Assigned task
Going through the entries below, count each line that holds "content" and give only the total.

START Available data

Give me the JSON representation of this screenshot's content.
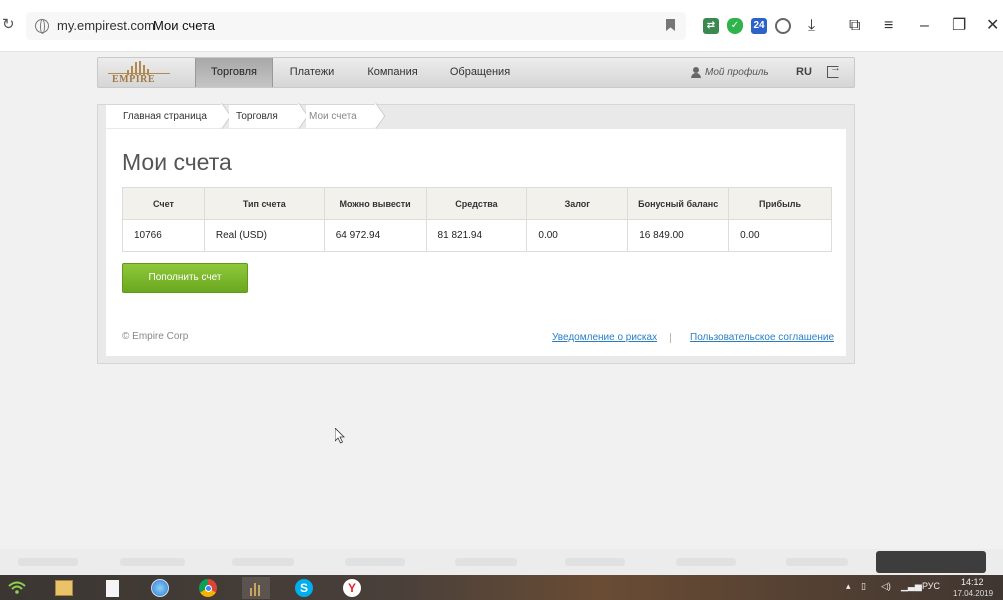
{
  "browser": {
    "domain": "my.empirest.com",
    "page_title": "Мои счета",
    "extension_badge": "24"
  },
  "site": {
    "logo_text": "EMPIRE",
    "nav": [
      "Торговля",
      "Платежи",
      "Компания",
      "Обращения"
    ],
    "active_nav": "Торговля",
    "profile_label": "Мой профиль",
    "language": "RU"
  },
  "breadcrumb": [
    "Главная страница",
    "Торговля",
    "Мои счета"
  ],
  "content": {
    "title": "Мои счета",
    "table": {
      "headers": [
        "Счет",
        "Тип счета",
        "Можно вывести",
        "Средства",
        "Залог",
        "Бонусный баланс",
        "Прибыль"
      ],
      "rows": [
        [
          "10766",
          "Real (USD)",
          "64 972.94",
          "81 821.94",
          "0.00",
          "16 849.00",
          "0.00"
        ]
      ]
    },
    "topup_button": "Пополнить счет"
  },
  "footer": {
    "copyright": "© Empire Corp",
    "risk_link": "Уведомление о рисках",
    "agreement_link": "Пользовательское соглашение"
  },
  "taskbar": {
    "language": "РУС",
    "time": "14:12",
    "date": "17.04.2019"
  },
  "colors": {
    "accent_green": "#7ab82b",
    "link_blue": "#2a7fc4",
    "logo_gold": "#a07a40"
  }
}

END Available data

Output of the task
2